__SUPPLIED INFORMATION__.
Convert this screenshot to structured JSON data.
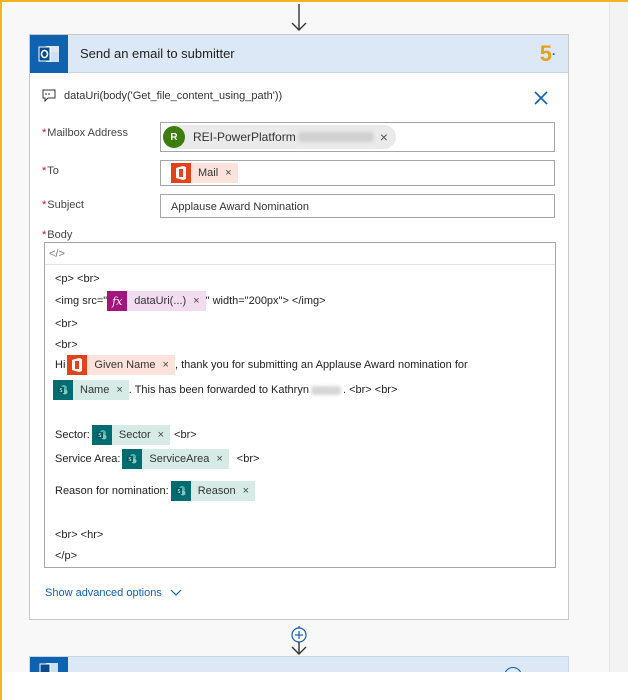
{
  "action": {
    "title": "Send an email to submitter",
    "step_number": "5",
    "step_suffix": "·",
    "info_text": "dataUri(body('Get_file_content_using_path'))"
  },
  "fields": {
    "mailbox": {
      "required_mark": "*",
      "label": "Mailbox Address",
      "avatar_initial": "R",
      "value": "REI-PowerPlatform",
      "remove": "×"
    },
    "to": {
      "required_mark": "*",
      "label": "To",
      "token": "Mail",
      "remove": "×"
    },
    "subject": {
      "required_mark": "*",
      "label": "Subject",
      "value": "Applause Award Nomination"
    },
    "body": {
      "required_mark": "*",
      "label": "Body",
      "code_toggle": "</>",
      "line1": "<p> <br>",
      "line2_prefix": "<img src=\"",
      "line2_token": "dataUri(...)",
      "line2_suffix": "\" width=\"200px\"> </img>",
      "line3": "<br>",
      "line4": "<br>",
      "line5_prefix": "Hi",
      "line5_token": "Given Name",
      "line5_suffix": ", thank you for submitting an Applause Award nomination for",
      "line6_token": "Name",
      "line6_suffix_a": ". This has been forwarded to Kathryn",
      "line6_suffix_b": ". <br> <br>",
      "sector_label": "Sector:",
      "sector_token": "Sector",
      "sector_suffix": "<br>",
      "service_label": "Service Area:",
      "service_token": "ServiceArea",
      "service_suffix": "<br>",
      "reason_label": "Reason for nomination:",
      "reason_token": "Reason",
      "line_end1": "<br> <hr>",
      "line_end2": "</p>",
      "token_remove": "×"
    }
  },
  "advanced": {
    "label": "Show advanced options"
  },
  "colors": {
    "office_orange": "#e2431b",
    "expression_purple": "#a3157e",
    "sharepoint_teal": "#036c70",
    "outlook_blue": "#0f62b0",
    "header_bg": "#dce8f6"
  },
  "icons": {
    "header": "outlook-icon",
    "info": "comment-icon",
    "close": "close-icon",
    "chevron": "chevron-down-icon",
    "add": "plus-circle-icon"
  }
}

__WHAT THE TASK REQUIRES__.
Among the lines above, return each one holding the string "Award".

__WRITTEN RESPONSE__.
      "value": "Applause Award Nomination"
      "line5_suffix": ", thank you for submitting an Applause Award nomination for",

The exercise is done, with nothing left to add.